A ristra is a string of dried chiles, garlic or other foodstuffs. But in New Mexico, when someone talks about a ristra, they're referring to the string of red chile pods that can be found hanging as decoration on many New Mexican homes, especially those made of adobe.
Ristras of chiles are sold at farmers' markets and are seasonally fresh in the late summer or early fall. Ristras are said to bring both good health and good luck.
Red chile ristras can be found throughout the Land of Enchantment as decoration. They're often hung on front porches and portals as a cheerful welcome. They can also be hung in kitchens, where the chiles can be used as needed.
The red chile pods of ristras were once green chile pods that were left on the vine long enough that they turned red.
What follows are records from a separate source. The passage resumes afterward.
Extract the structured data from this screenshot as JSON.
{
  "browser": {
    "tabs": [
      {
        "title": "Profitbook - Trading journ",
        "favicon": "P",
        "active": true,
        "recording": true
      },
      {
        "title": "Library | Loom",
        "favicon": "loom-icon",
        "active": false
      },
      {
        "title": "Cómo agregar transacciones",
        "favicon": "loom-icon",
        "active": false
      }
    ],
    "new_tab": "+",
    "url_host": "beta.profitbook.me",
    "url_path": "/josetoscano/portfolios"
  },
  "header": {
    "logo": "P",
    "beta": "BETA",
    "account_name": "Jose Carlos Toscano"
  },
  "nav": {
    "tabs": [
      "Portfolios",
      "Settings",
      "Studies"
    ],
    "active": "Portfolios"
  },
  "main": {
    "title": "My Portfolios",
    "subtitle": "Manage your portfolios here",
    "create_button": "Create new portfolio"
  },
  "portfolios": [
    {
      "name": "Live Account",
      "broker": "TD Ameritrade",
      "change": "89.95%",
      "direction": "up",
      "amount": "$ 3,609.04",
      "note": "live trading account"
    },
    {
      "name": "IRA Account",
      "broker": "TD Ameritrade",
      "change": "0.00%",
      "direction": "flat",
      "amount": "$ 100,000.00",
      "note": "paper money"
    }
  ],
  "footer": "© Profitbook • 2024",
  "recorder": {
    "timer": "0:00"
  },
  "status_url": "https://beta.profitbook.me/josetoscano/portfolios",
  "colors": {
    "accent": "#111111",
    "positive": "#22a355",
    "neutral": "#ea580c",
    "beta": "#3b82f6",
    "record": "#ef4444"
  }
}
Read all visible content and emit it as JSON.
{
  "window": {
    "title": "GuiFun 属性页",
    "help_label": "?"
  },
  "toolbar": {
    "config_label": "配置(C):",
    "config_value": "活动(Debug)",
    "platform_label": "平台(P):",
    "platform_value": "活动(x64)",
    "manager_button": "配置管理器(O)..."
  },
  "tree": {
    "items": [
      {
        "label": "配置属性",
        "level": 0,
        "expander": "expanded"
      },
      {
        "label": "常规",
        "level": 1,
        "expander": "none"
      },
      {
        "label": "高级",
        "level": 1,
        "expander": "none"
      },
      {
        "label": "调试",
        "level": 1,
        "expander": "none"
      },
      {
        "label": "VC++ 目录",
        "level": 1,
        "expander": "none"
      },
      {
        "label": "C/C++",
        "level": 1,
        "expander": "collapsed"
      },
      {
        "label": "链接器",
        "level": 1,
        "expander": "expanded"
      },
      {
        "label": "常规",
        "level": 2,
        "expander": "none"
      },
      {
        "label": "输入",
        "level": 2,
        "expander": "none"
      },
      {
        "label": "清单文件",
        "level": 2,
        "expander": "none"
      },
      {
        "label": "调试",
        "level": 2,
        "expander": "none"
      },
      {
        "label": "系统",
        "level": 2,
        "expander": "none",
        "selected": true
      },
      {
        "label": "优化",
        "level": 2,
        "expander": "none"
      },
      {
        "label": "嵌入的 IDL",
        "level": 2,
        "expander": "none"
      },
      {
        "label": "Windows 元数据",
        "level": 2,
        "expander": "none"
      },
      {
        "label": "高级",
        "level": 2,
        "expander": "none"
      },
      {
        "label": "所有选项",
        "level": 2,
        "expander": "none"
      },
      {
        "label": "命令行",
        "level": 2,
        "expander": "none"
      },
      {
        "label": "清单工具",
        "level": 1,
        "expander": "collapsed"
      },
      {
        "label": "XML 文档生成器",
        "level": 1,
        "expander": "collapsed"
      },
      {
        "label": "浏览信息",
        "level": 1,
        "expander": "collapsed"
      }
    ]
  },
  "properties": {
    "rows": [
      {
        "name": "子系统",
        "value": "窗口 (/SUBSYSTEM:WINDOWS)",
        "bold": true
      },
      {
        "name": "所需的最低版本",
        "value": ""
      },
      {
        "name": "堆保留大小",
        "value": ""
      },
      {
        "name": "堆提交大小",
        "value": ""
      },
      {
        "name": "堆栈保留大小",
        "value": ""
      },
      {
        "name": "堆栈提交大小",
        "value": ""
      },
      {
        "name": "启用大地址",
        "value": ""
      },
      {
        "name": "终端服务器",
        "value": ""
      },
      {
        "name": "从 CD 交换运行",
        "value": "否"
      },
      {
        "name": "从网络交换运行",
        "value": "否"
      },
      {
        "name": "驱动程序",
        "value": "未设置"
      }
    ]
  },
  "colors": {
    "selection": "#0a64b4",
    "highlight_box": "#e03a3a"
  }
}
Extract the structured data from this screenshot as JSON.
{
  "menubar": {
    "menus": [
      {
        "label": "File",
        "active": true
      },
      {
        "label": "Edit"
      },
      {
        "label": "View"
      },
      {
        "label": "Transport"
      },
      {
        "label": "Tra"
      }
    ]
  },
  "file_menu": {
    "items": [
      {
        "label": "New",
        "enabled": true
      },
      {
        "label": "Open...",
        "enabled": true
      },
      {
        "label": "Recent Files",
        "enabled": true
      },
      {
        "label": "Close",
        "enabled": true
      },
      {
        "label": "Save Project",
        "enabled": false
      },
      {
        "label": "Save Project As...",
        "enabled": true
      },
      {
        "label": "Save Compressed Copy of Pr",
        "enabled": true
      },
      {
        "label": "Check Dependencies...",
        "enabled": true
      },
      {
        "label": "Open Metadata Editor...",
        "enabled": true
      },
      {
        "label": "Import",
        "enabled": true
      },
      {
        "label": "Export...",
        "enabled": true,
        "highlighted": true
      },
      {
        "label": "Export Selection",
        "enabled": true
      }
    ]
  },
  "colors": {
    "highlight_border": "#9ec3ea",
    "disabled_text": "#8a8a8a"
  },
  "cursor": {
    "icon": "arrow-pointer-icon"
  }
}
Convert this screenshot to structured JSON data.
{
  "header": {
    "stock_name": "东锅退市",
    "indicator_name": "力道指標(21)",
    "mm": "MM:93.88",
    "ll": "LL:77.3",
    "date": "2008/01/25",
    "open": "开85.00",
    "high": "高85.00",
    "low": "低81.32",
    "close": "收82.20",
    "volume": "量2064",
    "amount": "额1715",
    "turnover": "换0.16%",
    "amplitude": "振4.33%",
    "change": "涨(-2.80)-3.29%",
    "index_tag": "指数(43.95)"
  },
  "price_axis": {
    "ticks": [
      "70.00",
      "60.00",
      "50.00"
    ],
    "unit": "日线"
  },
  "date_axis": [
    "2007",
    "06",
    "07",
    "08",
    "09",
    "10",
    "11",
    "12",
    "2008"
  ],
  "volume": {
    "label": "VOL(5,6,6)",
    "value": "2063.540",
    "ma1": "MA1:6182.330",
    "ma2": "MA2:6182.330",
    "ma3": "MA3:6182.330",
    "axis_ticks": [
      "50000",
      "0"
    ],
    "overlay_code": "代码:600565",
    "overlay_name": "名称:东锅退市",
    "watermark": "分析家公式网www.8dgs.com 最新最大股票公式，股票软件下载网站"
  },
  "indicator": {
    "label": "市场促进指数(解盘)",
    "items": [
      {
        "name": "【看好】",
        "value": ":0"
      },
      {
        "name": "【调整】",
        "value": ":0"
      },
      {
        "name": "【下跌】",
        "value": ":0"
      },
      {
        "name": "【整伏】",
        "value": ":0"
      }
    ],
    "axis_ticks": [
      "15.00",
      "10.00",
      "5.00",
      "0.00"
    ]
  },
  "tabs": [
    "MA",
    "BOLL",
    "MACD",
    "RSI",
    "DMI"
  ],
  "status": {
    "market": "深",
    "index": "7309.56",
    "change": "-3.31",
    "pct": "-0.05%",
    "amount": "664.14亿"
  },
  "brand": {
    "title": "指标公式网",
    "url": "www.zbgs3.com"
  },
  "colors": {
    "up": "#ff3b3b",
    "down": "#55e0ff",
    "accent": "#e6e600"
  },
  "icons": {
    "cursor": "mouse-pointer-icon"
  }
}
Then they were picked and strung with twine onto a ristra rope.
Chiles are part of the Capsicum genus in the nightshade family of plants. Other nightshades include tomatoes, eggplant, and potatoes. Chiles are a type of pepper. They are not related to black pepper, but they are related to other peppers, which can range from sweet bell peppers to jalapenos to spicy habaneros. The New Mexican chile, which is grown throughout the state but is most well known as coming from Hatch, is usually an Anaheim chile.
Chile is so important to the state of New Mexico that we have a state question: red or green, meaning, would you like red or green chile with your meal?
There is some controversy over how the word chile should be spelled. Some spell it chili, and others chile. In New Mexico, we spell it chile with an "e." Chile is the Hispanic spelling of the word.
There are many types of hot chile peppers. Here's a tutorial on some of the spiciest.